Photography for The Blind(ed)

Foreword

Photographic imagery is a relatively recent and violent addition to the communication arsenal.  Oral traditions that existed for thousands of years have been annihilated by the written word and its successors.  Where we once exercised our imagination, we now allow our imaginations to be forcibly restrained and ushered through a series of narrow corridors in predictable fashion.

The nature of violence has changed from physical to psychological – the impact of increasing pressure, speed etc contributes to a world in which violence is manifested through more subtle outlets.

The more detail we are plied and supplied with, the less it allows us to imagine, and the less we are able to come up with a personal interpretation, the more authority as truth the image or thing has.  There is no longer room for “us”, as the presence and intention of the author rule over the image, dictating truth from above.

A story either takes place before our eyes, in which case we have little or no control over it, or it happens in our heads, thus story-telling evokes the imagination, therefore modern, highly detailed and “realistic” images such as those used to tell the news are poor story-telling devices.   It is mystery and opportunity that exercises the imagination, so that if the reader or student is placed in a position of being force-fed, or is not allowed to express their own opinion and question what is presented to them, then they become an arbitrary part of an errorless reproductive process.  There is a difference between literary imagery and imagination.

Fame or reputation often precedes photos, that is, I am unable to view or critique them separately from their baggage.  Groups and individuals hope to manufacture these effects through competitions, praise, association (borrowed authority) etc. – if it won a prize/so-and-so said so/it is omnipresent (salience and familiarity) it must be good.  In simple terms, we are more likely to prefer a photo if we know its author (and even technique) in advance.  Removing or nullifying these possible halo effects by turning images into words the notoriety can no longer precede the photo, and instead the “image” is created in the mind’s eye of the reader.  Thus the control imposed by the camera, and the perspective offered by the photograph is diminished, in favour of an interaction that calls upon the input of the audience.

 

Photograph 1

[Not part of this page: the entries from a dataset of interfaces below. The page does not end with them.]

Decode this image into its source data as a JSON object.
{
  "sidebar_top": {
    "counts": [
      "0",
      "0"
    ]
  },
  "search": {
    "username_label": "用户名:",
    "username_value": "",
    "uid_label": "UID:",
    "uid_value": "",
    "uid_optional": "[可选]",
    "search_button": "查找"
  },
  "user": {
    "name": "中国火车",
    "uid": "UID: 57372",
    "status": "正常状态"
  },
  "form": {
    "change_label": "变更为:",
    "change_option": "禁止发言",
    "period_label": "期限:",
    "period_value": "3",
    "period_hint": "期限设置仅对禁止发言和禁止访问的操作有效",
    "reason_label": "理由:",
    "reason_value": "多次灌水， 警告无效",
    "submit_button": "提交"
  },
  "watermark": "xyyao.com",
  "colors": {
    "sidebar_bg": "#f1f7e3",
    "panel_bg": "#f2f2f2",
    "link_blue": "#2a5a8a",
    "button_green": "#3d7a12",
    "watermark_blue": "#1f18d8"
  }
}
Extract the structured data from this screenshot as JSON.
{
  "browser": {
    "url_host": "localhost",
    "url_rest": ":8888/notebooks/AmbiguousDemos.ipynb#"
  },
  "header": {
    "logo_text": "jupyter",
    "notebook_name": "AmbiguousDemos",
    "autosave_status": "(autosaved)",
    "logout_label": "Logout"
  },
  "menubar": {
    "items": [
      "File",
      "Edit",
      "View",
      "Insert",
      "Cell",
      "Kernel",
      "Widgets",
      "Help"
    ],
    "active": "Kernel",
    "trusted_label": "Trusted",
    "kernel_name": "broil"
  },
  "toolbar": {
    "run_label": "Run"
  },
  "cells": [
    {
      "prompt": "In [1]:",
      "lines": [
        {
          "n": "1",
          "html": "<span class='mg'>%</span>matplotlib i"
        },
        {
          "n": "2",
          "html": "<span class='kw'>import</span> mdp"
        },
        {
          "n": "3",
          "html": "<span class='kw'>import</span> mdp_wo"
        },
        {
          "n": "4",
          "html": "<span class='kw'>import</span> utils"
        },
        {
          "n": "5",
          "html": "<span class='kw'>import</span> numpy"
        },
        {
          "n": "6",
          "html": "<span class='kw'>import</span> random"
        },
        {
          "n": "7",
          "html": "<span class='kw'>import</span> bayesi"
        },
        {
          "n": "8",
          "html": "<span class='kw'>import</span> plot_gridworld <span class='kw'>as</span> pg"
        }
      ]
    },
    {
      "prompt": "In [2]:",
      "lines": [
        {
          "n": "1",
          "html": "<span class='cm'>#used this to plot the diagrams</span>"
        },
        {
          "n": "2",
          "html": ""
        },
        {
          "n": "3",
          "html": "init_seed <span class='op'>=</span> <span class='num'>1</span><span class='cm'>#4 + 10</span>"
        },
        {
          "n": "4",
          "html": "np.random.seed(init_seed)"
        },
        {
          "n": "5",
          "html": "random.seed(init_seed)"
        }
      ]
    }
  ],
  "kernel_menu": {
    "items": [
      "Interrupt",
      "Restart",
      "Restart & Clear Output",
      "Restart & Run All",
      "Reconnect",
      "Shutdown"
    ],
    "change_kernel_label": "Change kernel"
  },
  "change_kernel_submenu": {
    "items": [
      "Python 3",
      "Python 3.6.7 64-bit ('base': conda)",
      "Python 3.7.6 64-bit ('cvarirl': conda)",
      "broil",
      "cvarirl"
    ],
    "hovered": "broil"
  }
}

Four large men inexplicably struggle to carry what appears to be an injured football player off the pitch.  The largest, wearing a grey sheriff’s uniform and blue medical gloves clutches the injured man by his right arm, trying to keep him from sagging any further.

Next in line, a shorter yet equally solid-looking police officer wearing beige slacks, a bullet-proof vest and sunglasses that accentuate the ratio between his large head and small facial features, has possession of the left arm.  He almost looks proud, as if returning from the hunt.

To the right of him, officer number 3 wears what appears to be an all black or dark blue uniform, complete with baseball cap emblazoned with some kind of identifying logo or crest, in addition to at least 5 other badges that are visible on his uniform.  With gloved hands he holds the injured by his left ankle as if carrying a sack of explosives.

Porter number 4 appears to be wearing more of a soldier’s uniform than anything, with his helmet fastened around his bearded chin he does his best to help out using one hand to hoist the injured man by the toes of his right foot.  Dressed up with nowhere to go, number 4 does an unconvincing job of coming to the rescue, and his facial expression shows no sign of exerted effort whatsoever.

Our quartet of shiny-shoed law-enforcers make their way past the coincidentally patriotically-coloured free magazine stands towards a car with a roof-rack.

I am left thinking “who plays football in their socks?”